And then he let us down with those albums. At least he gave us one thing: an easy way to remember the day Biggie died – “The greatest rapper of all time died on March 9th” (from “Second Round KO”).

I hope you all rocked out to your favorite BIG jams. At the gym I banged Life After Death, and was reminded of why he’s considered one of the best to ever do it. The album reminds me of high school and of a particular trip to Boston.
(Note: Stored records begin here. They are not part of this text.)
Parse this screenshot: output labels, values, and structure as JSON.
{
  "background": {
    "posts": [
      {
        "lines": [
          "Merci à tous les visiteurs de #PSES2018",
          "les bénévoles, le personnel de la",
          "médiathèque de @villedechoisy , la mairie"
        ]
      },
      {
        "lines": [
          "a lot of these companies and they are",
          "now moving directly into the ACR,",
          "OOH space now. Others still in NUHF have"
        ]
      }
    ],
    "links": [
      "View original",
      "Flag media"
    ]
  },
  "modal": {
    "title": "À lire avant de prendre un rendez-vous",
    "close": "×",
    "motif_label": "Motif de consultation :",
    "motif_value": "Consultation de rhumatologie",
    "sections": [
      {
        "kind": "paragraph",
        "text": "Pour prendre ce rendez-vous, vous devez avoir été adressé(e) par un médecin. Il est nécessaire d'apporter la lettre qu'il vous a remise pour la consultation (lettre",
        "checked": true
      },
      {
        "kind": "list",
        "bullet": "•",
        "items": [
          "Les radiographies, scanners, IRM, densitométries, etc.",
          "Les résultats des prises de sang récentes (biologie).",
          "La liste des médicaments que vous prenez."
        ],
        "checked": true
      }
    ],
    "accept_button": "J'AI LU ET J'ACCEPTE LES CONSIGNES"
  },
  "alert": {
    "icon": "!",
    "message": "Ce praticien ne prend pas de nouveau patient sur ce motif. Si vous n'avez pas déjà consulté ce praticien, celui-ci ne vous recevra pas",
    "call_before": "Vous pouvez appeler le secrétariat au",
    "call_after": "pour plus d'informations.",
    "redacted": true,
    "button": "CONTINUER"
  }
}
I’m still in awe at his verse on Notorius Thugs; but I’m not in awe at how easy it was for me to rap along (I mean, come on – how do you forget that verse). “Mo Money Mo Problems” will always remind me of some of my favorite moments of high school, while “Going Back to Cali” (along with Outkast’s entire ATLiens) specifically bring me right back to the passenger seat of Clark’s SUV. 

You’re still missed, BIG.